The Bottom Line
By Linda Wilmshurst, PhD, ABPP, and Alan W. Brue, PhD, NCSP; 262 pages. Subtitle: Insider Advice on How to Navigate the System and Help Your Child Succeed
If you get most of your information on special education politics and practices from advocates and lawyers, this book will serve as a nice counterpoint. Written by two school psychologists, it offers explanations more clear and calm than those you might get in the heat of a contentious Child Study Team meeting, and provides some perspective from personnel you might otherwise think of as "the enemy."
- Clear and easy to read
- Explains all those evaluation results professionals throw at you
- Gives good advice for working with teachers and team members
- Includes information on the latest IDEA changes
- Offers a friendly perspective from the other side of the table
- More focused on initial evaluation and classification than ongoing issues
- There's enough variation in evaluations that this still may not explain the ones you get
- Section on how to be a good parent seems to overstep the bounds a bit
- Will probably be most of interest when you're actually facing a meeting
- Chapter 1: The Individuals with Disabilities Education Improvement Act of 2004: What a Great IDEA!
- Chapter 2: Not All Roads Lead to Special Education Placement: The 411 on 504 Plans
- Chapter 3: A Comparison of IDEA 2004 and Section 504, and a Brief Look at No Child Left Behind
- Chapter 4: The Psychological Assessment: What to Expect
Chapter 5: The Assessment of Intelligence
- Chapter 6: Other Psychological Assessments
Chapter 7: Understanding Your Child's Disability
- Chapter 8: Labels: The Good, the Bad, and the Ugly
Chapter 9: You and Me and the IEP
- Chapter 10: Beyond Eligibility
Chapter 11: A Parent's Guide to Parent-Teacher Communication and School Meetings
- Chapter 12: A Parent's Guide to Stress and Coping
- Chapter 13: A Parent's Guide to Building Your Child's Self-Esteem and Increasing Social Competence
- Chapter 14: A Parent's Guide to Behavior and Discipline
Guide Review - Book Review: A Parent's Guide to Special Education
Maybe special-ed law is one of those subjects so confusing that our brains protectively shut out all understanding unless we need it in a specific circumstance.
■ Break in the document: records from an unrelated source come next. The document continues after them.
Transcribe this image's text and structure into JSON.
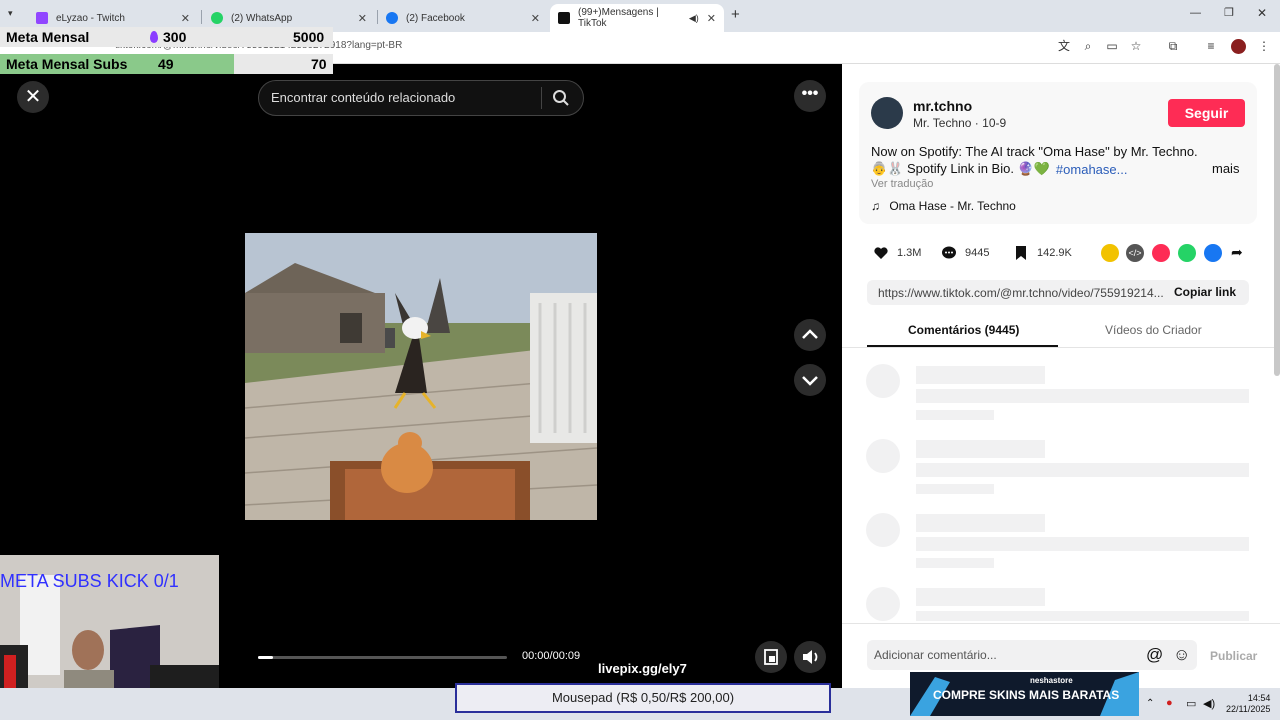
{
  "browser": {
    "tabs": [
      {
        "title": "eLyzao - Twitch",
        "icon": "twitch-icon",
        "color": "#9146ff"
      },
      {
        "title": "(2) WhatsApp",
        "icon": "whatsapp-icon",
        "color": "#25d366"
      },
      {
        "title": "(2) Facebook",
        "icon": "facebook-icon",
        "color": "#1877f2"
      },
      {
        "title": "(99+)Mensagens | TikTok",
        "icon": "tiktok-icon",
        "color": "#111111"
      }
    ],
    "url": "tiktok.com/@mr.tchno/video/7559192142580272918?lang=pt-BR"
  },
  "overlay": {
    "goal1_label": "Meta Mensal",
    "goal1_current": "300",
    "goal1_target": "5000",
    "goal2_label": "Meta Mensal Subs",
    "goal2_current": "49",
    "goal2_target": "70",
    "webcam_text": "META SUBS KICK 0/1",
    "livepix": "livepix.gg/ely7",
    "mousepad": "Mousepad (R$ 0,50/R$ 200,00)"
  },
  "player": {
    "search_placeholder": "Encontrar conteúdo relacionado",
    "time": "00:00/00:09",
    "progress_fraction": 0.06
  },
  "post": {
    "username": "mr.tchno",
    "display_name": "Mr. Techno · 10-9",
    "follow_label": "Seguir",
    "desc_line1": "Now on Spotify: The AI track \"Oma Hase\" by Mr. Techno.",
    "desc_line2": "👵🐰 Spotify Link in Bio. 🔮💚",
    "hashtag": "#omahase...",
    "more_label": "mais",
    "translate_label": "Ver tradução",
    "music": "Oma Hase - Mr. Techno",
    "likes": "1.3M",
    "comments": "9445",
    "saves": "142.9K",
    "link": "https://www.tiktok.com/@mr.tchno/video/755919214...",
    "copy_label": "Copiar link",
    "tab_comments": "Comentários (9445)",
    "tab_creator": "Vídeos do Criador",
    "comment_placeholder": "Adicionar comentário...",
    "publish_label": "Publicar"
  },
  "taskbar": {
    "ad_small": "neshastore",
    "ad_text": "COMPRE SKINS MAIS BARATAS",
    "time": "14:54",
    "date": "22/11/2025"
  },
  "colors": {
    "follow": "#fe2c55",
    "hashtag": "#2b5db9",
    "goal_fill": "#8ac98a"
  }
}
I tried reading A Parent's Guide to Special Education over the summer, when my kids' IEPs were tidily completed and there were no perplexing placement problems keeping me up at night, and honestly, I couldn't get through it. Dry! I thought. Boring! And yet, here I am this month, coping with a three-year evaluation and various placement battles for my daughter, and I whipped through the book in a week. Fascinating! I thought. Engaging! The brain seeks what it needs, I guess, and otherwise avoids things that jumble it up.
This is subject matter that's hard to explain and wide open to interpretation, but the authors manage to present it in an organized and thoughtful way, with a minimum of jargon. Whether you've had good relationships with school psychologists or strained ones, you've probably never had the time to really sit down and talk in detail about what all these tests mean and why they're done and what those classifications do. You'll get a rare insider's view of the process, with respect for all those involved in it.
That respect fades at the end when the authors step outside the educational setting and start telling parents how they should deal with their children at home. The tone that's been collaborative throughout takes on a tinge of, "We've seen such a lot of bad parents. Let us show you how not to be one of them." And while I generally respect the experience and expertise of school personnel in the school environment, boy oh boy, do not tell me how to parent my child. If I want your opinion, I'll ask -- or buy a book called A Parent's Guide to What Your School Psychologist Thinks You're Doing Wrong.